I had lunch with a friend this week. He asked me a question that reminded me that Ideasicle continues to be, and may always be, a study in human nature:

“Do you think your Ideasicle Experts are better at being creative because it’s virtual?”

Believe it or not, that question had never occurred to me. I mean, I knew the Experts in my Expert Sourcing model were massively creative already, but I hadn’t considered whether Ideasicle’s method of ideation (virtual) might actually enhance their already massive creative skills.

Well, I decided to pose the question directly to my Experts. You might be surprised by their reaction. I was. Here are some actual responses, grouped by theme:

Responses regarding virtual’s virtualness:

“It gives the concepting process a fluidity and flexibility that traditional meeting-based forms don’t offer. In fact, the traditional forms not only don’t offer that kind of collaboration, they tend to stunt it.” Expert, Manifesto

“I think we relish the discussion and ideation with zero inhibitions because most of us don’t see each other face to face and, so, have no worries about boundaries.” – Expert, Gravity

“The virtual thing totally liberates. There’s little judgment and there is mutual respect to let ideas out and see if they go somewhere.  You filter but not as much as if you are in a room with someone.” – Expert, The Kernal

Responses regarding virtual’s effect on creative methods:

“I wouldn’t say we’re more creative because we’re virtual, we’re just allowed to be creative in an environment and at a time that’s conducive to our own individual creative process.” – Expert, The Wanderer

“The great thing about Ideasicle is that you can carry the info around in your head and when inspiration strikes, you can share, collaborate, comment right then and there.” – Expert, Manifesto

“I’m most creative on the toilet, so this kinda suits my work style.” – Expert, Street

Responses regarding the experience of virtual:

“It’s a rare setting. Ideas are all our conversation threads are about. Ideas and momentum and building off one another. It’s pure ideation and in there is where the secret sauce is for Ideasicle.” – Expert, The Wanderer

“There’s something freeing about it and I love the soup of POV’s we’re cooking on each assignment.” – Expert, Twang

“The way I see it, Will handles all the bullshit parts of this business that I hate and that frankly I suck at.  I like thinking and writing about ideas, and I like daydreaming. That’s what I know how to do.” – Expert, The Light

“It’s like an idea video game for me. It’s refreshing.” – Expert, The Sage

It never occurred to me that what I was building might actually be a superior “way” for creativity to happen. I figured if I got the most brilliant people I’ve ever worked with together, albeit virtually, that would be enough. And, to be utterly honest, I was a little concerned that the removal of personal contact, if anything, would diminish their creativity a little, not enhance it.

But something else is clearly happening here. Something wonderfully surprising to me.
Oddly enough, the very same day my friend and I had that lunch, I was sent a ScienceDaily article that all but confirms, scientifically, the power of virtual ideation.

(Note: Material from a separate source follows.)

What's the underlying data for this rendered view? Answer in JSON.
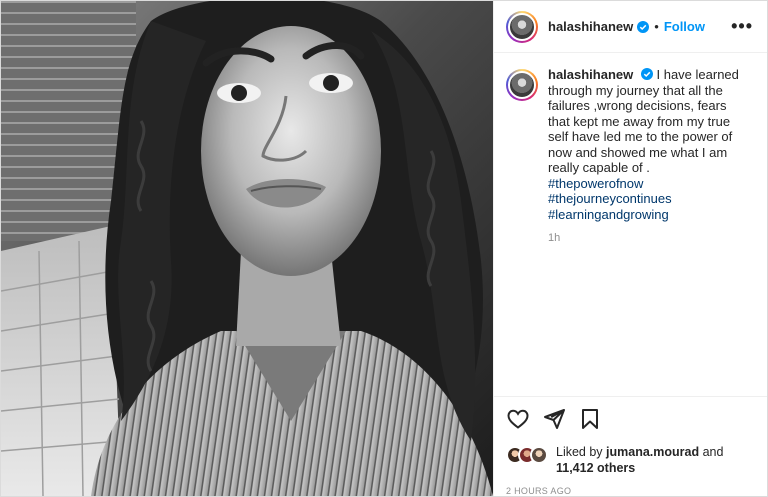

ScienceDaily aside, I can say with empirical confidence the following virtues of virtual ideation are actually true:

ONE. The removal of physical cues (meetings) seems to liberate my Experts from intimidation, stress, and other social barriers that are present with in-person meetings.


TWO. The removal of what I’ll call “appointment creativity” seems to give my Experts more control over their own creative methods. They no longer are forced to create RIGHT NOW OR ELSE! They create whenever inspiration hits them, even if that’s on the toilet.


THREE. And the fact the experience fun is more than just icing on the idea cake. Play is an essential ingredient to creativity. It puts you in the mood, lightens you up, and reduces idea-killing stress. I have to believe that these incredible brains are even brainier when they’re having fun.

And, so, the great human-nature experiment called Ideasicle rolls on. Have you had experiences with virtual ideation? What has your experience been? Positive? Negative? Am I drinking my own Kool-Aid here? Please share.